TASK MATERIAL:
[Start of Attachment]
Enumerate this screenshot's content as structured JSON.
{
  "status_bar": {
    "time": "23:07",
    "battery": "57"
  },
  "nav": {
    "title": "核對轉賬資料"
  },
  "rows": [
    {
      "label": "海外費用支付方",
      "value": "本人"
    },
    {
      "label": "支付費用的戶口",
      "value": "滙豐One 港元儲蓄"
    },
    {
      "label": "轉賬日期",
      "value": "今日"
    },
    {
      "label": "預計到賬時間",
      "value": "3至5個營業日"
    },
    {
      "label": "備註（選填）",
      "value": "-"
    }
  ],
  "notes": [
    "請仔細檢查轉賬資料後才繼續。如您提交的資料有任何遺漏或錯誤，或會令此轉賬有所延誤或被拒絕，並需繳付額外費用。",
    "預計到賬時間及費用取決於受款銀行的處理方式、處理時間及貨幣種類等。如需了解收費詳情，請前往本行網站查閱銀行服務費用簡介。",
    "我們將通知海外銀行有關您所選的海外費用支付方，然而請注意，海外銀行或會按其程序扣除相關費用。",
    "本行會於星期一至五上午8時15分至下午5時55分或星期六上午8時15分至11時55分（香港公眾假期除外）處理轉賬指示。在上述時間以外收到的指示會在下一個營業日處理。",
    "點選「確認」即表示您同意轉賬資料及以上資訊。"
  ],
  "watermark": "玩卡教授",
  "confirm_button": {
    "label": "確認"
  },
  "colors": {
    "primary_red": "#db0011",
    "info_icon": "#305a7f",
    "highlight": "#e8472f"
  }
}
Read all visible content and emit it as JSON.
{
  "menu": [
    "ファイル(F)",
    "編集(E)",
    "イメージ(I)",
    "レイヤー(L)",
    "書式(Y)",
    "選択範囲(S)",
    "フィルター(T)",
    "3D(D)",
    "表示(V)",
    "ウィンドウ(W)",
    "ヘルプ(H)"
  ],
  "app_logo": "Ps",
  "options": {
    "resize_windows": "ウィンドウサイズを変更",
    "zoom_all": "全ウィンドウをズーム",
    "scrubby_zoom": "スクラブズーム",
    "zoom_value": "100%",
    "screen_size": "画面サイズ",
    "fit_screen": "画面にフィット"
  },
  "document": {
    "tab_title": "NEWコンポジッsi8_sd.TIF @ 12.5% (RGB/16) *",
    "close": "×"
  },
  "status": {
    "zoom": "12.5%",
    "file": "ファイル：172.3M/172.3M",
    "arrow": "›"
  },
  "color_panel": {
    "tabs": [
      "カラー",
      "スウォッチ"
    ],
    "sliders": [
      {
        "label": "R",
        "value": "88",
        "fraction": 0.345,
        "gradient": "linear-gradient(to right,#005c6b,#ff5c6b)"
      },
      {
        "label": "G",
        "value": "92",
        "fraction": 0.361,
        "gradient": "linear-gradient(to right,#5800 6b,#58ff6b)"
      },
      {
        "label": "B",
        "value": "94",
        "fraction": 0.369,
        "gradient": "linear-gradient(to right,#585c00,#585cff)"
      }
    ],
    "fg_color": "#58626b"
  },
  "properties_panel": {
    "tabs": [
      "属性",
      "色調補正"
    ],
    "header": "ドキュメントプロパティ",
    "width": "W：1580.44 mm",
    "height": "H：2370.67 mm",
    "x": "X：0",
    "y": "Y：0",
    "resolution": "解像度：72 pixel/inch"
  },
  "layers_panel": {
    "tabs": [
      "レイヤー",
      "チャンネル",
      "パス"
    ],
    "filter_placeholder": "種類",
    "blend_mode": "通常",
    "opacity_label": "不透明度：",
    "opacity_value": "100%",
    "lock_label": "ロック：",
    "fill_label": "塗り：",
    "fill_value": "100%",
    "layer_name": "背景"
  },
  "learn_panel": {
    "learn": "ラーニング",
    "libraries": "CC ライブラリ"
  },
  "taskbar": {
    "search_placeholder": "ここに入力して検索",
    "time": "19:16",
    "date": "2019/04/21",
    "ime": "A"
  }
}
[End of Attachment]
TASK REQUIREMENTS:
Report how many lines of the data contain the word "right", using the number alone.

TASK RESPONSE:
3